The PHSA also reminded the school community that the school itself is an “attached agency” of the Department of Education.
“Please understand that the school, being an attached agency of the Department of Education, has to comply with government rules and regulations. Rest assured, in dealing with disciplinary matters, PHSA has its own processes which have been duly recognized by the Civil Service Commission, Commission on Human Rights, Cultural Center of the Philippines and the Department of Education,” it said.
On July 28, Vice News published a report titled “At an Isolated Boarding School, a Culture of Sexual Abuse Thrived for Decades” that tells the testimonies of several PHSA alumni about the alleged abuses they have experienced from the schools’ teachers and staff.
Former and current PHSA students were the ones who described these incidents as a “culture of abuse” in the report.
Measures for students’ safety
In its statement, the PHSA listed the following measures it executed to ensure the safety and well-being of the students:
- Strict curfew hours before the COVID-19 pandemic
“We shall continue to monitor and disallow rehearsals and group activities after curfew hours when in-house classes begin,” the PHSA said.
- Student services’ psycho-social interventions upon the request of the students and the parents
- Student services’ house visitations of Luzon-based students during the pandemic
- Educational drives on updates about the Safe Spaces Act and other related laws, particularly to its employees
- Regular parent-teacher conferences (weekly or more frequently) with the guidance counselor and the director upon the request of advisers
- COVID-19 package kits delivered to affected families
- Constant reminders to teachers to use child-friendly materials in productions and final artistic outputs
The PHSA further addressed the students that its teaching and non-teaching staff are ready to lend them a listening ear to their concerns.
“Mahal natin lahat ang PHSA, kailangan natin ang suporta at kooperasyon ng bawat isa,” the school said.
Calls to address allegations
Child Rights Network Philippines, an alliance of child rights groups, demanded for PHSA administrators, DepEd, the CCP and other related agencies and bodies to address these complaints from the victims.
In a statement, the CRN renewed its call for an end to the cycle of abuse among children in educational institutions such as the PHSA.
Prior to this, PHSA’s own student publication called “Variations” also launched a signature campaign to call on school administrators to formally probe these allegations before the students returned to their classes for start of the next school year.
Sen. Risa Hontiveros, the primary author of the Safe Spaces Act, offered to help the victims and put a stop to the alleged crimes.
“Nakapanlulumo.
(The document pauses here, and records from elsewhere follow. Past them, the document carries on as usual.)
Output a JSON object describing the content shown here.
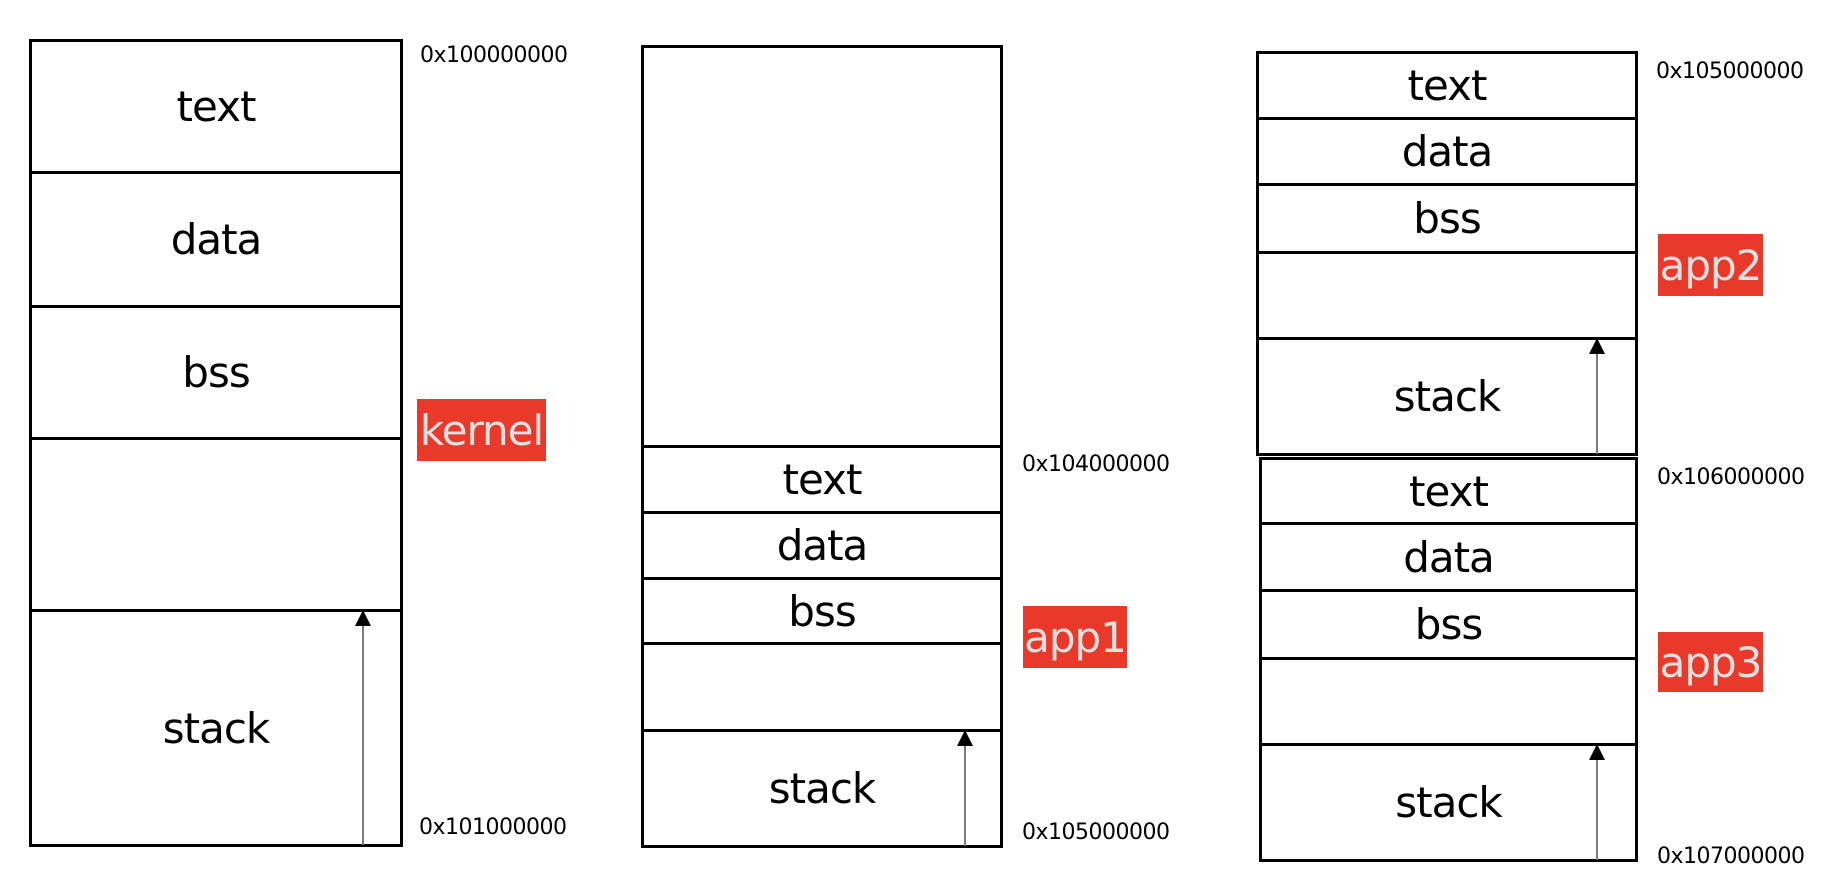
{
  "diagram": {
    "badge_color": "#E8392A",
    "badge_text_color": "#E0E0E0",
    "regions": [
      {
        "name": "kernel",
        "badge": "kernel",
        "start_address": "0x100000000",
        "end_address": "0x101000000",
        "segments": [
          "text",
          "data",
          "bss",
          "",
          "stack"
        ],
        "stack_grows_up": true
      },
      {
        "name": "app1",
        "badge": "app1",
        "start_address": "0x104000000",
        "end_address": "0x105000000",
        "segments": [
          "",
          "text",
          "data",
          "bss",
          "",
          "stack"
        ],
        "stack_grows_up": true
      },
      {
        "name": "app2",
        "badge": "app2",
        "start_address": "0x105000000",
        "end_address": "",
        "segments": [
          "text",
          "data",
          "bss",
          "",
          "stack"
        ],
        "stack_grows_up": true
      },
      {
        "name": "app3",
        "badge": "app3",
        "start_address": "0x106000000",
        "end_address": "0x107000000",
        "segments": [
          "text",
          "data",
          "bss",
          "",
          "stack"
        ],
        "stack_grows_up": true
      }
    ]
  }
}
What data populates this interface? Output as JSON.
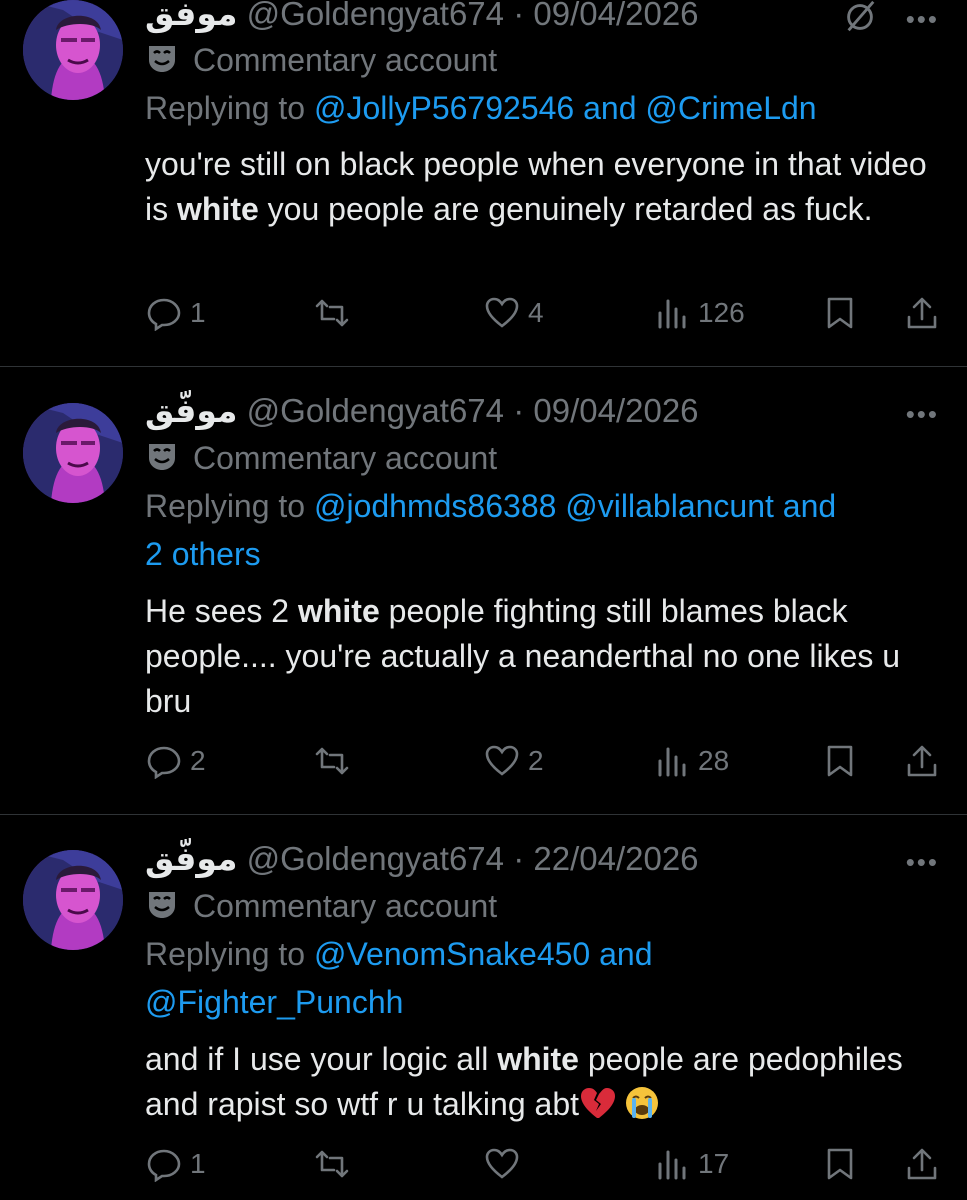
{
  "tweets": [
    {
      "name": "موفق",
      "handle": "@Goldengyat674",
      "dot": "·",
      "date": "09/04/2026",
      "badge": "Commentary account",
      "replying_prefix": "Replying to",
      "mentions_line": "@JollyP56792546 and @CrimeLdn",
      "mentions_line2": "",
      "text_parts": [
        "you're still on black people  when everyone in that video is ",
        "white",
        " you people are genuinely retarded as fuck."
      ],
      "replies": "1",
      "retweets": "",
      "likes": "4",
      "views": "126"
    },
    {
      "name": "موفّق",
      "handle": "@Goldengyat674",
      "dot": "·",
      "date": "09/04/2026",
      "badge": "Commentary account",
      "replying_prefix": "Replying to",
      "mentions_line": "@jodhmds86388 @villablancunt and",
      "mentions_line2": "2 others",
      "text_parts": [
        "He sees 2 ",
        "white",
        " people fighting still blames black people.... you're actually a neanderthal no one likes u bru"
      ],
      "replies": "2",
      "retweets": "",
      "likes": "2",
      "views": "28"
    },
    {
      "name": "موفّق",
      "handle": "@Goldengyat674",
      "dot": "·",
      "date": "22/04/2026",
      "badge": "Commentary account",
      "replying_prefix": "Replying to",
      "mentions_line": "@VenomSnake450 and",
      "mentions_line2": "@Fighter_Punchh",
      "text_parts": [
        "and if I use your logic all ",
        "white",
        " people are pedophiles and rapist so wtf r u talking abt"
      ],
      "replies": "1",
      "retweets": "",
      "likes": "",
      "views": "17"
    }
  ],
  "icons": {
    "more": "more-icon",
    "grok": "grok-icon",
    "badge": "mask-icon",
    "reply": "reply-icon",
    "retweet": "retweet-icon",
    "like": "heart-icon",
    "views": "views-icon",
    "bookmark": "bookmark-icon",
    "share": "share-icon",
    "emoji1": "broken-heart-emoji",
    "emoji2": "crying-face-emoji"
  },
  "colors": {
    "background": "#000000",
    "text": "#e7e9ea",
    "muted": "#71767b",
    "link": "#1d9bf0"
  }
}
Bilang may-akda ng Safe Spaces Act, handa kaming makipagtulungan para mabigyang hustisya ang bawat bata na nabiktima ng karahasang ito,” Hontiveros tweeted.